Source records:
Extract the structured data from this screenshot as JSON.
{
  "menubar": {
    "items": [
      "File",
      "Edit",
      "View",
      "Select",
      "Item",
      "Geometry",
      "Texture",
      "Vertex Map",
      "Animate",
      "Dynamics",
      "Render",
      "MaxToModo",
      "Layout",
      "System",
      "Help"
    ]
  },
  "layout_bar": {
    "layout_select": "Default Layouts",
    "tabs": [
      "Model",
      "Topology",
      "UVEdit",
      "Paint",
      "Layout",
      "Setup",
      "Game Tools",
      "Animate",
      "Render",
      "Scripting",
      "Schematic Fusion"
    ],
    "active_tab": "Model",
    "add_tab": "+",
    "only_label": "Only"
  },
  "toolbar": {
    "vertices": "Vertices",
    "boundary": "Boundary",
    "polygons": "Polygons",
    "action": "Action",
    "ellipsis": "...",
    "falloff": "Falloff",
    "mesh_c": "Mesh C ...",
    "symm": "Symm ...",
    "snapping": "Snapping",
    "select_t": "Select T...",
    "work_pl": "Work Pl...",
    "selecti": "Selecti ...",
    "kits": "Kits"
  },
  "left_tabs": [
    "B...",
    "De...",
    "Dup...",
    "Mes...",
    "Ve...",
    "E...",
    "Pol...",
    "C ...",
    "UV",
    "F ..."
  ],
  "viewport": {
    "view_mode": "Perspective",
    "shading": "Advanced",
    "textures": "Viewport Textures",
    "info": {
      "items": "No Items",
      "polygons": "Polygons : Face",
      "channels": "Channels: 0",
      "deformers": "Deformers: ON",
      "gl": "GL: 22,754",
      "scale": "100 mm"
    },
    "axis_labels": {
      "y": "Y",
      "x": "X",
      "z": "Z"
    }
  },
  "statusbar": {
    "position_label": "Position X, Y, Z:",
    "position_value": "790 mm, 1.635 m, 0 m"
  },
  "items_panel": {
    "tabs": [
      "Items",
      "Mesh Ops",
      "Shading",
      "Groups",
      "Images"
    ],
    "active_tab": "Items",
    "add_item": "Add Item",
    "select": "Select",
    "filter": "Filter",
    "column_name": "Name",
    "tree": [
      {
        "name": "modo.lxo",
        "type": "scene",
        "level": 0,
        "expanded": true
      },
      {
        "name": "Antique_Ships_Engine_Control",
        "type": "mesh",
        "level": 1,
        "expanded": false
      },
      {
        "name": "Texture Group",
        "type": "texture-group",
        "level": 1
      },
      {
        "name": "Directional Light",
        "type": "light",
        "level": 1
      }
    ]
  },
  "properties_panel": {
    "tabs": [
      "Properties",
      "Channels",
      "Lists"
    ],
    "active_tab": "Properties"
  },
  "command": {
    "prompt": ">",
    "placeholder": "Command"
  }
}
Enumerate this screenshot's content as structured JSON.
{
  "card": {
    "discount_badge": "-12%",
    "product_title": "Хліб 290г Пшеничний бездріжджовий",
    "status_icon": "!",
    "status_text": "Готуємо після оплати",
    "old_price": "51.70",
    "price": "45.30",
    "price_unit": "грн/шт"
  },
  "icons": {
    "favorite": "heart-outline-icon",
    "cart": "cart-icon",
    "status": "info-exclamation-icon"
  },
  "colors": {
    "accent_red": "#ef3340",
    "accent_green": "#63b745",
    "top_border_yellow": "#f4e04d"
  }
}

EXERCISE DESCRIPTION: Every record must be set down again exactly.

EXERCISE OUTPUT:
Extract the structured data from this screenshot as JSON.
{
  "menubar": {
    "items": [
      "File",
      "Edit",
      "View",
      "Select",
      "Item",
      "Geometry",
      "Texture",
      "Vertex Map",
      "Animate",
      "Dynamics",
      "Render",
      "MaxToModo",
      "Layout",
      "System",
      "Help"
    ]
  },
  "layout_bar": {
    "layout_select": "Default Layouts",
    "tabs": [
      "Model",
      "Topology",
      "UVEdit",
      "Paint",
      "Layout",
      "Setup",
      "Game Tools",
      "Animate",
      "Render",
      "Scripting",
      "Schematic Fusion"
    ],
    "active_tab": "Model",
    "add_tab": "+",
    "only_label": "Only"
  },
  "toolbar": {
    "vertices": "Vertices",
    "boundary": "Boundary",
    "polygons": "Polygons",
    "action": "Action",
    "ellipsis": "...",
    "falloff": "Falloff",
    "mesh_c": "Mesh C ...",
    "symm": "Symm ...",
    "snapping": "Snapping",
    "select_t": "Select T...",
    "work_pl": "Work Pl...",
    "selecti": "Selecti ...",
    "kits": "Kits"
  },
  "left_tabs": [
    "B...",
    "De...",
    "Dup...",
    "Mes...",
    "Ve...",
    "E...",
    "Pol...",
    "C ...",
    "UV",
    "F ..."
  ],
  "viewport": {
    "view_mode": "Perspective",
    "shading": "Advanced",
    "textures": "Viewport Textures",
    "info": {
      "items": "No Items",
      "polygons": "Polygons : Face",
      "channels": "Channels: 0",
      "deformers": "Deformers: ON",
      "gl": "GL: 22,754",
      "scale": "100 mm"
    },
    "axis_labels": {
      "y": "Y",
      "x": "X",
      "z": "Z"
    }
  },
  "statusbar": {
    "position_label": "Position X, Y, Z:",
    "position_value": "790 mm, 1.635 m, 0 m"
  },
  "items_panel": {
    "tabs": [
      "Items",
      "Mesh Ops",
      "Shading",
      "Groups",
      "Images"
    ],
    "active_tab": "Items",
    "add_item": "Add Item",
    "select": "Select",
    "filter": "Filter",
    "column_name": "Name",
    "tree": [
      {
        "name": "modo.lxo",
        "type": "scene",
        "level": 0,
        "expanded": true
      },
      {
        "name": "Antique_Ships_Engine_Control",
        "type": "mesh",
        "level": 1,
        "expanded": false
      },
      {
        "name": "Texture Group",
        "type": "texture-group",
        "level": 1
      },
      {
        "name": "Directional Light",
        "type": "light",
        "level": 1
      }
    ]
  },
  "properties_panel": {
    "tabs": [
      "Properties",
      "Channels",
      "Lists"
    ],
    "active_tab": "Properties"
  },
  "command": {
    "prompt": ">",
    "placeholder": "Command"
  }
}
Enumerate this screenshot's content as structured JSON.
{
  "card": {
    "discount_badge": "-12%",
    "product_title": "Хліб 290г Пшеничний бездріжджовий",
    "status_icon": "!",
    "status_text": "Готуємо після оплати",
    "old_price": "51.70",
    "price": "45.30",
    "price_unit": "грн/шт"
  },
  "icons": {
    "favorite": "heart-outline-icon",
    "cart": "cart-icon",
    "status": "info-exclamation-icon"
  },
  "colors": {
    "accent_red": "#ef3340",
    "accent_green": "#63b745",
    "top_border_yellow": "#f4e04d"
  }
}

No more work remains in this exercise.